Recently, our country has seen renewed national attention on issues of racial equity and justice. As a result, employees and customers are more inclined to report incidents of racism they witness–with many of these going viral on social media. Read on for some best practices for employers if you receive a report that an employee has made a racist statement online.
1. Don’t ignore it
First, we always recommend responding to the report. It doesn’t matter if an employee, customer, or vendor made the statement. No matter the source, not responding could lead to the situation escalating.
For example, the offending post might go viral and result in additional pressure on you to take action. Further, not responding right away (or after additional complaints) could create the impression that you don’t take racism seriously, harming the company’s reputation.
Finally, and perhaps most importantly, if an employee is making racist statements outside of work, then they may also be making them at work. If this is the case, it could damage your efforts to create a respectful and inclusive workplace and ultimately result in a complaint.
Top Tip: While we do recommend taking action right away, we do not generally recommend monitoring employees’ social media activity. This may be perceived as an invasion of privacy and may expose you to protected information about employees (e.g., their membership in a protected class).
2. Investigate promptly
The next step is to inform the person who reported the statement that you will investigate the situation. From there:
- Review the details of the comment,
- Confirm it is actually your employee,
- Consider the severity of their message, and
- Evaluate whether or not it could be considered a violation of your harassment or discrimination policy.
If the statement does go against your company’s policies, meet with the employee to explain your concerns and the consequences of their post.

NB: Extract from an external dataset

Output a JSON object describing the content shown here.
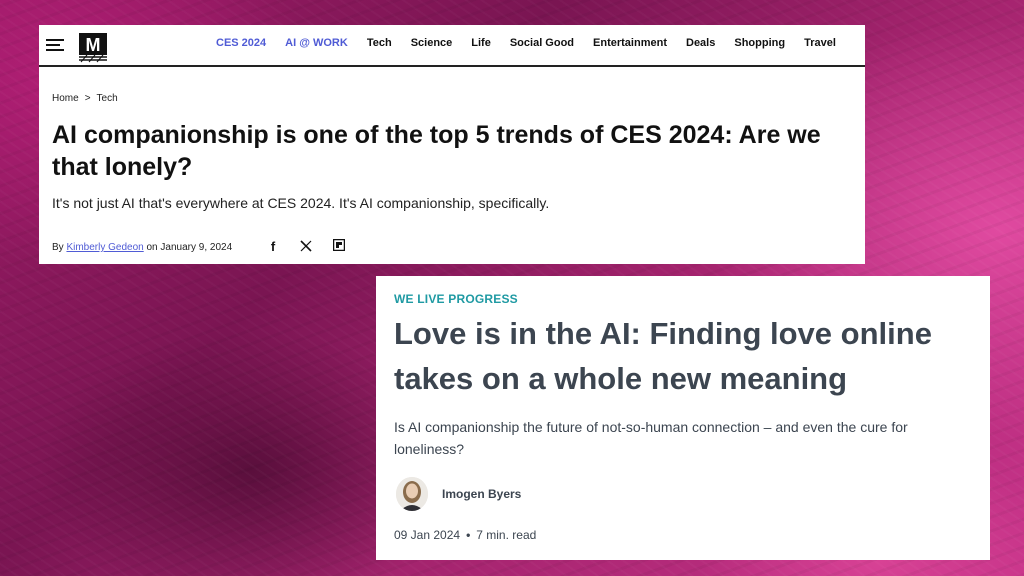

Generally, we recommend taking action in proportion to the severity of the statement. Would you have terminated the employee for the statement had they said it in the workplace? If so, you may want to consider termination. If less severe, a formal warning or requiring the employee to attend anti-discrimination training may be a more suitable response.
3. Keep in mind applicable laws
Section 7 of the NLRA protects employees when discussing the terms and conditions of employment. This includes, for example, wages, hours, and treatment from management. If the statement you’re investigating was not related to work, then it is not protected by Section 7.
Additionally, some states have employment protections for lawful off-duty conduct or political affiliations. These don’t prevent you from disciplining an employee for racist speech. However, they do make it important that you be able to show and explain how their off-duty post violated your policies.
Discipline and termination always come with some risk. But you can reduce that risk by having documentation that shows the legitimate business reason for the discipline or termination.
Top Tip: The First Amendment to the US Constitution does not protect employee speech in private-sector workplaces. Meaning, unless you’re a public agency, the First Amendment is not relevant at work. Learn more about important laws that may impact your business here.
4. Circle back
Assuming you do take disciplinary action for the comment, we recommend letting the person that contacted you know. Circling back to let them know that you have dealt with the situation may help further de-escalate the situation.
Don’t worry, you can keep this broad! No need to share all the details.
5. Company-wide communication
After responding to this specific employee and their statement, now would also be a good time to consider addressing your entire team. Your communication should cover expectations for professional use of social media and reiterating the company’s stance on listing you as their employer on a social media page.
We typically recommend against regulating employees’ personal social media presence. However, you are certainly within your rights to outline guidelines and how you’ll handle situations as they arise.
Below is a sample internal communication you may want to consider, and you can find our complete policy on this topic by searching “Social Media” in the HR Support Center. Feel free to edit this policy to suit your needs and company culture.
Sample Internal Communication
[Company name] values our employees and their rights to privacy outside of work. With that said, it has come to our attention that some employees are making racially insensitive and offensive comments in public places on social media while having the company name publicly displayed on their profile.
Please note that [Company name] strives to maintain a diverse and professional work environment. Our goal is for all employees, regardless of race or other protected characteristics, to feel included and free from harassment and discrimination.
We do not monitor social media usage at the company level. However, in the event an inappropriate post or comment is brought to our attention, we will investigate the situation and take action as if the comment was made in a work environment.
If you choose to list [Company name] as your employer on your profile, please be aware that you may be seen as representing the company in your comments, especially on public pages and articles. We in no way require or expect you to list your work information on your social media profile. If you intend to engage in risky or offensive behavior online, we recommend that you remove or restrict your employer and other personally identifiable information accordingly. However, keep in mind that even without our company listed on your profile, the internet makes this information easily accessible.
Please use this time to review our social media policy for further information as well as our harassment prevention policy. If you feel you have been harassed or discriminated against at work, we sincerely ask that you report this conduct to your manager or [contact name/number], so we may investigate thoroughly and take steps to prevent further harm.
What Do You Think?
How has your business responded to issues of racism in light of recent events? Have you or someone you know witnessed a racist statement from an employee online? If so, how did you respond?
For more resources to manage your employees and create a strong company culture of inclusivity, log on to our HR Support Center. (Free for all SDP clients!) And don’t forget to follow us out on Facebook, Twitter, and LinkedIn for even more business tips & tricks!
Photo by Tracy Le Blanc from Pexels